Thirty years ago The Sentinel issue 95, 16 October – 12 November, published a story explaining that British Rail were “seriously considering” building a railway halt in Wester Hailes. This led to a rallying of community organisations and groups campaigning in support of the station. It was not until until 11 May 1987 that the station opened.
Transport has always been an issue in Wester Hailes and the arrival of the train station in 1987 was a great help in improving transport links to the city centre with the journey taking only 12 minutes, instead of the half hour or so it took by bus, and the journey at that time cost only 60 pence.
Local people have regularly campaigned to improve transport links since Wester Hailes was built, often to prevent cuts to local bus services.
The most recent activity was the campaign by the Community Council and local people to ensure that the location of the bus stop serving the Healthy Living Centre was readdressed. The current stop is considered to be too far away and unsuitable for people with mobility issues.

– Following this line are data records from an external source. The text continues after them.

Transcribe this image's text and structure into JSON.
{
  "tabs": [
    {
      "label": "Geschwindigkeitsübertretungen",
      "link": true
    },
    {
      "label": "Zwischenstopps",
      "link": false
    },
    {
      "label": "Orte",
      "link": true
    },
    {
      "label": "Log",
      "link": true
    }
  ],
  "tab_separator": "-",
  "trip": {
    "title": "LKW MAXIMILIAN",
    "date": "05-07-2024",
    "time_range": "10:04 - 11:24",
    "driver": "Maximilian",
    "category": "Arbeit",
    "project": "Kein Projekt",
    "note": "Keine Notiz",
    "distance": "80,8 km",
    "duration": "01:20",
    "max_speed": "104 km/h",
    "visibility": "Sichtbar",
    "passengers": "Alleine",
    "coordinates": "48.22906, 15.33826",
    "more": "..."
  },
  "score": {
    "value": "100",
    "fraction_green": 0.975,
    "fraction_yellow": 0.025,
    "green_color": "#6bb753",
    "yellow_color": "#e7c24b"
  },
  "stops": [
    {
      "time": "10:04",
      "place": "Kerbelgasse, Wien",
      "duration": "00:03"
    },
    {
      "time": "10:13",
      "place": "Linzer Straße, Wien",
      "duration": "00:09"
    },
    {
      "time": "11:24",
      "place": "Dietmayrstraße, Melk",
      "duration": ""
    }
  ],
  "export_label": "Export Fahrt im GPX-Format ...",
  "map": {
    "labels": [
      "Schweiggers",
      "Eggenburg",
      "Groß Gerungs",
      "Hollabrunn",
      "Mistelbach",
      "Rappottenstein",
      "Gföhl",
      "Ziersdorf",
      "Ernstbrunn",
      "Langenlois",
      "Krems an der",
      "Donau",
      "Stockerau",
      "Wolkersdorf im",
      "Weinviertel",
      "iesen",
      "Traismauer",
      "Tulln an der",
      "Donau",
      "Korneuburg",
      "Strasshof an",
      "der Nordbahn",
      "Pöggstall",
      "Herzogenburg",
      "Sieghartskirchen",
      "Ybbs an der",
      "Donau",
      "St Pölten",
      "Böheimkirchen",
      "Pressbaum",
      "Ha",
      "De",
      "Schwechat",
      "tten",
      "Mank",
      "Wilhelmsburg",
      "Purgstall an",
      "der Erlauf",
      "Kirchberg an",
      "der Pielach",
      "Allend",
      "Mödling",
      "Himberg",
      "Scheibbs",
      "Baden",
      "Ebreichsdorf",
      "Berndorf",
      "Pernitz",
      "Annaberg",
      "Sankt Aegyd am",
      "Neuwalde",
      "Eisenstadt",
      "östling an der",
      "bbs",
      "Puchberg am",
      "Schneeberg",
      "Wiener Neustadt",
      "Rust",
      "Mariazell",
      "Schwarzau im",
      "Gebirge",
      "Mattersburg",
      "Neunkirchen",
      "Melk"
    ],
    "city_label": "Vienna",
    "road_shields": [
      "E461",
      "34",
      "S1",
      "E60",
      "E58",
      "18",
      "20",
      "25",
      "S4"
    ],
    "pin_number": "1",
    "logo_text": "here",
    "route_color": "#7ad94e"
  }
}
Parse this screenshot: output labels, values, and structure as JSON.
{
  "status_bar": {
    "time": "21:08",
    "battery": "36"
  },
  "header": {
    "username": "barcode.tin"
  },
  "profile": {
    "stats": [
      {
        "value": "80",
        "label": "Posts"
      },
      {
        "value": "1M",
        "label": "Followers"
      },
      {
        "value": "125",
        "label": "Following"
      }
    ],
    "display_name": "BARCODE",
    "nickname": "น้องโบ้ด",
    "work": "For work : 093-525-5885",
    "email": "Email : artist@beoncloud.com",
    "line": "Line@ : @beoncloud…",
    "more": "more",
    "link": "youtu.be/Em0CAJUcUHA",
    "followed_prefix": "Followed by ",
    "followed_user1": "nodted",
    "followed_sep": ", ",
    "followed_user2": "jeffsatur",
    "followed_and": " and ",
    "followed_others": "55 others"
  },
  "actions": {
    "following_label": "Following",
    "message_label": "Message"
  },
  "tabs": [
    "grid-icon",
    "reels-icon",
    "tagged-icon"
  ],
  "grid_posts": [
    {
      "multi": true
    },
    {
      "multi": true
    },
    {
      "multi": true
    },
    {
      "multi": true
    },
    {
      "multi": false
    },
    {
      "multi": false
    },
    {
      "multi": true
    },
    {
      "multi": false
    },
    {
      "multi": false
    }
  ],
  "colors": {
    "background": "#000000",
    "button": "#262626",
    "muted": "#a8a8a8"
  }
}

You can find a more complete history of the transport issues over the years on the from there to here blog.
Current transport links to the city centre are good with the creation of the bus terminal at Westside Plaza, regular routes to the city centre including the 3, 30, 33 and the trains running once an hour.
What do you think about current transport links?
Do you use the train station or do you have a regular bus? Let us know by leaving a comment below!